What would happen if a corporation’s greed for profits almost allows a hostile lifeform to take over a ship and destroy the crew? (Alien)

What happens when robots do the unthinkable and start thinking for themselves? (Philip K. Dick’s Bladerunner, Isaac Asimov’s I, Robot and Ray Bradbury’s Marionettes, Inc.)

I wasn’t born until 1973, so I was pretty surprised to learn that in the 1920s and 1930s, there was no science fiction in school curriculum and few in any libraries. Even up to 1962 it was difficult, according to Mr. B, to find anything written by Asimov, Robert Heinlein, Alfred van Vogt or Bradbury.

Why was this? I defer to Mr. B, since he was an adult and aware back then. He believes the perception then was that facts and not fiction were worth reading. Fantasy literature was considered escapist and a waste of time.

But inevitably, kids grew more and more curious and wanted to read these books. This led to an explosion. Sci-fi flooded the market. Instead of being confined to pulp fiction magazines or paperbacks in dime stores, sci-fi graduated to hard cover and was soon in libraries and first-hand book stores.

More importantly, according to Mr. B, sci-fi brought with it new ideas that then turned into advances in technology. People read these books and get ideas.

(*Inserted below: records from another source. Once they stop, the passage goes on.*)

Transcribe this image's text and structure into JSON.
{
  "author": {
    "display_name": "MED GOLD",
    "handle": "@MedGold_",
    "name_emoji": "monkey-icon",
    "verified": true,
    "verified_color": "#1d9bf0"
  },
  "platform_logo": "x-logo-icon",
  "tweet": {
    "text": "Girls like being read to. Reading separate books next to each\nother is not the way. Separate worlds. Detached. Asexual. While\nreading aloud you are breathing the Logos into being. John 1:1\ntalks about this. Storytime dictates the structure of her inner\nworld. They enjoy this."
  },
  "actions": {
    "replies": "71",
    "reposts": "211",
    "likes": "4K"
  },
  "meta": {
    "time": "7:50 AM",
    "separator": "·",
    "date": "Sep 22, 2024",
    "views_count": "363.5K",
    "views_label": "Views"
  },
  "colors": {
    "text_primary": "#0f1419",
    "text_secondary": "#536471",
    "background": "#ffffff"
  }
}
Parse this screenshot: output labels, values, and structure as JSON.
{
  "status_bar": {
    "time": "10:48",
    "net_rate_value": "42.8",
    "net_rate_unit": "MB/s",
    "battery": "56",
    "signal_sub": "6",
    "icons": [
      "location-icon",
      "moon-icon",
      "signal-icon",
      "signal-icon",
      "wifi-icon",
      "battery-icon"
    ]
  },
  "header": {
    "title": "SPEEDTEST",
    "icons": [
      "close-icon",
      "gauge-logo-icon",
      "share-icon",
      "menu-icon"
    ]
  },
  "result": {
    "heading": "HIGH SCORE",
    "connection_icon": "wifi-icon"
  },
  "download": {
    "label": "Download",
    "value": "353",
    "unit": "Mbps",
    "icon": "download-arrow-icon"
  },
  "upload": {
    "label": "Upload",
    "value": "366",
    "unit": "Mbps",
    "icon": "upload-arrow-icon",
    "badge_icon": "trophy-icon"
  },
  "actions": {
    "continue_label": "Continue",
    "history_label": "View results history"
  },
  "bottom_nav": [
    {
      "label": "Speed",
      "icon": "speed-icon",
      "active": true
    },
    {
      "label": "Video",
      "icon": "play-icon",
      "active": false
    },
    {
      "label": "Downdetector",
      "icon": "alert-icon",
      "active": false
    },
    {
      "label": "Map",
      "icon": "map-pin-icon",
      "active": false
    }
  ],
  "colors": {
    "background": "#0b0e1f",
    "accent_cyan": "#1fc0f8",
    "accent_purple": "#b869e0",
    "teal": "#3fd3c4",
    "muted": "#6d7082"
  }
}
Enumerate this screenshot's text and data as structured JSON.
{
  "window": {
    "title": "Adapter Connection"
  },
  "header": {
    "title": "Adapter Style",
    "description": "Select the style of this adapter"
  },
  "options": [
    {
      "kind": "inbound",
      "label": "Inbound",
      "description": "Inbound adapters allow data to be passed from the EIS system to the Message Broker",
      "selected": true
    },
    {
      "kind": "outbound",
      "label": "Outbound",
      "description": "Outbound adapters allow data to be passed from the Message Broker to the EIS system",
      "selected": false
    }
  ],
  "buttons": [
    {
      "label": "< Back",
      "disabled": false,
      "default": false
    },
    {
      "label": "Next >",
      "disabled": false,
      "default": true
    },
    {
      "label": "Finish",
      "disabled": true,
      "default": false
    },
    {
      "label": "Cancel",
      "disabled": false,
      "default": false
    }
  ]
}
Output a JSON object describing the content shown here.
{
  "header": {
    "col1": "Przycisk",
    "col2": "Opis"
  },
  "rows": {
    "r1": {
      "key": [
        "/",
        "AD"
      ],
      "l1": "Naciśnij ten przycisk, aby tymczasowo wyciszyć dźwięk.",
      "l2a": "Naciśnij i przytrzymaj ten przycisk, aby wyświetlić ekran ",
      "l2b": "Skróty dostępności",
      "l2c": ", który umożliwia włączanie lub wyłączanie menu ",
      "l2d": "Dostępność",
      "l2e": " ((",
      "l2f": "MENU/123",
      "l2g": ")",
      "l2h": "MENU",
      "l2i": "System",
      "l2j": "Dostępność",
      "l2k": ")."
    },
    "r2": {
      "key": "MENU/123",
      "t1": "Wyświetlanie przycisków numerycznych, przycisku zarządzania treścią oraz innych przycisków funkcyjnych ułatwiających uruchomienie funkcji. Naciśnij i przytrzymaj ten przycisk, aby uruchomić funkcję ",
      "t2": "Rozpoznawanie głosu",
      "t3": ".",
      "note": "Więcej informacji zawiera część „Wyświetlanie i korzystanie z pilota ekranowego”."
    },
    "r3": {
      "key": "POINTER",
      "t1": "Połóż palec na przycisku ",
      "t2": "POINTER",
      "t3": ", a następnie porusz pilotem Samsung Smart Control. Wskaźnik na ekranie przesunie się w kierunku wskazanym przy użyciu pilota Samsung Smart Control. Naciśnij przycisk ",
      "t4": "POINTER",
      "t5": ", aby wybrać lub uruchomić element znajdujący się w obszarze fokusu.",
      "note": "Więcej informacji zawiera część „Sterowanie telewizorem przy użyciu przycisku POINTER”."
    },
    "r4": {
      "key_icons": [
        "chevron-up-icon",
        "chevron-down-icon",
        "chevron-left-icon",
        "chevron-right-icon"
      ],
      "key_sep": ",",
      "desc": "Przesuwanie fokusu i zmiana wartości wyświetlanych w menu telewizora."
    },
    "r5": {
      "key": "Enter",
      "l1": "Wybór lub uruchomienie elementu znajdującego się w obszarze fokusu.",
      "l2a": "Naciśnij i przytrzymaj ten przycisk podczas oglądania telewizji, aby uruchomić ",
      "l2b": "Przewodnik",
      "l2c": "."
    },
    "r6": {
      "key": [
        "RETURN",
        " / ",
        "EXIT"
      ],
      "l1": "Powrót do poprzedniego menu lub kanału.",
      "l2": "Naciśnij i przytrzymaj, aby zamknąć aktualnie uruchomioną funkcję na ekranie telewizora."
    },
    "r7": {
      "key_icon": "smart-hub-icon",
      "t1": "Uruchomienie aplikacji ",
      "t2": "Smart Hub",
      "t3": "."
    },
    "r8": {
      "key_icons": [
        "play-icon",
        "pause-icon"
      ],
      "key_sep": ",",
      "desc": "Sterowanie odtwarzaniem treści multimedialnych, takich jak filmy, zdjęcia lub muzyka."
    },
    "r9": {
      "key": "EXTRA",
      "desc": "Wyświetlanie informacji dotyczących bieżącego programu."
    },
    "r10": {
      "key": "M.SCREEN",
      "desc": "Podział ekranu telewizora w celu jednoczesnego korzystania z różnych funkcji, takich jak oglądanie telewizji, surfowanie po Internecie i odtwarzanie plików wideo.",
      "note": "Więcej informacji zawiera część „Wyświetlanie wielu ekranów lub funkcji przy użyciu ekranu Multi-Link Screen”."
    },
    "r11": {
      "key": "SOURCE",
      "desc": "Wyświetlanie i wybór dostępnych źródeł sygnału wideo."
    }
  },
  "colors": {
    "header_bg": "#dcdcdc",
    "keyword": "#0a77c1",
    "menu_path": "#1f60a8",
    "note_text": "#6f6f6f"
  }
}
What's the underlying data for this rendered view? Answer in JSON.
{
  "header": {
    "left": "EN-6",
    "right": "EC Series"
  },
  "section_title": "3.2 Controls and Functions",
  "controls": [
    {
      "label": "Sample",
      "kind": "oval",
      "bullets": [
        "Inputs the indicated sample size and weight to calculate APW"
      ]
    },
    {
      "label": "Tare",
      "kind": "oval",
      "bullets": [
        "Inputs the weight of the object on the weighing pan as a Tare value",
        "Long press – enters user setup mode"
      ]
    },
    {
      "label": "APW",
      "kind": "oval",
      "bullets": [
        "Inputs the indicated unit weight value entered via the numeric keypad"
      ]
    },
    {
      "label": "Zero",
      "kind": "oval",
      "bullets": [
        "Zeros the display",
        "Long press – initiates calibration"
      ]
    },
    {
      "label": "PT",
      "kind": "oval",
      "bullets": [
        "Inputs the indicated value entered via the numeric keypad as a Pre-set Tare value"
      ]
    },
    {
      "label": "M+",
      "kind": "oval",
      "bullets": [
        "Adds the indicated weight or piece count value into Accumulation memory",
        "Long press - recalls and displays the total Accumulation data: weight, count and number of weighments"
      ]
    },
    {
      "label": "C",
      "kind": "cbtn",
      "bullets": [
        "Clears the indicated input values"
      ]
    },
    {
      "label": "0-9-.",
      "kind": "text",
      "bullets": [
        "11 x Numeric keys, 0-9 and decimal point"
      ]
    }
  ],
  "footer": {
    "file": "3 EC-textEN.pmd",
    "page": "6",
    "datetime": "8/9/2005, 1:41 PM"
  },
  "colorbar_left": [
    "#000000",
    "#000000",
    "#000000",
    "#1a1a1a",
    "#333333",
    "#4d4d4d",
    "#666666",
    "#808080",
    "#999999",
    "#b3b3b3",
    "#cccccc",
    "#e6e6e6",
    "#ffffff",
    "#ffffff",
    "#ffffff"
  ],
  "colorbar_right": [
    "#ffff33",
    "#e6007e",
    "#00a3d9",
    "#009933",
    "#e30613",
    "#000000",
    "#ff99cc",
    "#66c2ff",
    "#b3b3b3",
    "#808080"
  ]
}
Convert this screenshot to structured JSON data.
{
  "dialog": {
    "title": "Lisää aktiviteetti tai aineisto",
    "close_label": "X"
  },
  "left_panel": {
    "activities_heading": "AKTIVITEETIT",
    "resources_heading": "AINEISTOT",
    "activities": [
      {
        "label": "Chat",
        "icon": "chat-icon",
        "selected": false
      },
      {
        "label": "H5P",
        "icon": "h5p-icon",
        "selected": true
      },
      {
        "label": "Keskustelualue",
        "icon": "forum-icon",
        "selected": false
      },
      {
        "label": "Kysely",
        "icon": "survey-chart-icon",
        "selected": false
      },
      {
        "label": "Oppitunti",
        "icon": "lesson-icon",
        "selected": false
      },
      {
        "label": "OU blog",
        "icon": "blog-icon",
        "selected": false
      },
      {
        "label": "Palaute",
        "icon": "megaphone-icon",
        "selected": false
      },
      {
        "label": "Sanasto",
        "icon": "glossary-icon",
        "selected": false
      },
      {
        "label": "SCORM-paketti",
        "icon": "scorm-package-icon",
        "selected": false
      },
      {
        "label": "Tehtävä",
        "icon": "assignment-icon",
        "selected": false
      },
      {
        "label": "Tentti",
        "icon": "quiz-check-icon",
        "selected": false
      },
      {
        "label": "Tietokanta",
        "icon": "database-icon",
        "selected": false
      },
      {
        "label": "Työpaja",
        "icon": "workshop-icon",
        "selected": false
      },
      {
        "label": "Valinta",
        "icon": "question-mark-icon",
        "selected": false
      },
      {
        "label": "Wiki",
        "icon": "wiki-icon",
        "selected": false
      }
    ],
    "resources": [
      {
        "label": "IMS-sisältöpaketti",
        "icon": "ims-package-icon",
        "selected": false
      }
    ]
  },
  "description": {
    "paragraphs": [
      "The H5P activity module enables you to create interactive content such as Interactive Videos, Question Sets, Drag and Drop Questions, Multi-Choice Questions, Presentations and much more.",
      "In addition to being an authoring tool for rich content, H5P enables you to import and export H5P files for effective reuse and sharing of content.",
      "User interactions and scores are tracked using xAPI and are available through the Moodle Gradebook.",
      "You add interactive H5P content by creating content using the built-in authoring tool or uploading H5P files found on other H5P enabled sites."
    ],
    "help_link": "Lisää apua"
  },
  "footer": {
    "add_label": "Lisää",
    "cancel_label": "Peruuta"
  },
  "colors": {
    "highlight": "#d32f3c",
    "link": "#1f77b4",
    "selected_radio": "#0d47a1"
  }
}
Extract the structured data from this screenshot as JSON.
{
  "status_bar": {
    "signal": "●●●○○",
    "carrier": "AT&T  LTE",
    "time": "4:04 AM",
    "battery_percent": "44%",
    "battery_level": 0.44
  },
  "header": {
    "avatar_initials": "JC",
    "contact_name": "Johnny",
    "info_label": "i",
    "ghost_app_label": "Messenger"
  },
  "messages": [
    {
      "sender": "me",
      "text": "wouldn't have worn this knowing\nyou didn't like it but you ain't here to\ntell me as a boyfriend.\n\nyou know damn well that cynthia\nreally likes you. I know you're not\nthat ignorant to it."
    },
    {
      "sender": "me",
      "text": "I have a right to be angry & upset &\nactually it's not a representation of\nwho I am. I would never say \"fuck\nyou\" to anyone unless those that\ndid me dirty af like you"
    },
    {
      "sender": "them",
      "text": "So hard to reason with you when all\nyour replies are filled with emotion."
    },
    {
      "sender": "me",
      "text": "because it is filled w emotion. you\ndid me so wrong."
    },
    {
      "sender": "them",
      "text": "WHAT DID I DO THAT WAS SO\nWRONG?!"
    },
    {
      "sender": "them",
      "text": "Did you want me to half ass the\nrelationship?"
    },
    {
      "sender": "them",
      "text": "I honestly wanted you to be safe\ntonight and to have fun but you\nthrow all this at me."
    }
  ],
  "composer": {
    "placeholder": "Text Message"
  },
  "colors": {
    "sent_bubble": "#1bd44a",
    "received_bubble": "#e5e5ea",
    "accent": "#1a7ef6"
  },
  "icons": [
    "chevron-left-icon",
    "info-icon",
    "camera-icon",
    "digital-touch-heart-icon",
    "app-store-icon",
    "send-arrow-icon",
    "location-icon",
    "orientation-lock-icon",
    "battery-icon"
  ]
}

Perhaps someone long ago read Jules Verne’s book about traveling to the moon and thought, “Why can’t we travel to the moon?”

This is one reason why I’ve grown to love the fantasy science fiction rather than the “hard” science fiction. Hard bores me. I’ve tried to read a few of these books and am amazed: unless you have an advanced science degree in physics or engineering, you’re often lost. Too often far too much time is devoted to technical information while the story line is left to wither. I like the stories that ask “What if?” and let the imagination take them where they will.

Richard Zowie is a professional writer who likes reading science fiction. Post comments here or e-mail him at richardzowie@gmail.com.

Reading, reading, reading

I really should try to discipline myself to check out two books at a time from the library. Right now, I have these checked out: The Reagan Diaries, ’Salem’s Lot and Cell, both by Stephen King and Buy Jupiter and Other Stories and I, Robot, both by Isaac Asimov. Of all these, Cell is an audio book. So far, I’ve done reading on all these except for Mr. Asimov’s books. It’s more an issue of time rather than preference, since I actually love the science fiction genre.

I heard once of one amazing reader who could read seven books in a week. Zowie! I wish I had that ability. I remember from college English Literature that John Milton reached a point where he’d read everything there was to read in English. He then moved onto Latin and Greek.

This will never happen today, of course. Loads of new books are published every year. Each day, newspapers are published. Each week and month, magazines. And with the internet, there are now countless online sources. Sure you can read faster, but for me, the faster I try to read, the less I retain.

When I read, I try to keep in mind these things: what works, what doesn’t work, what’s been done and what hasn’t been done.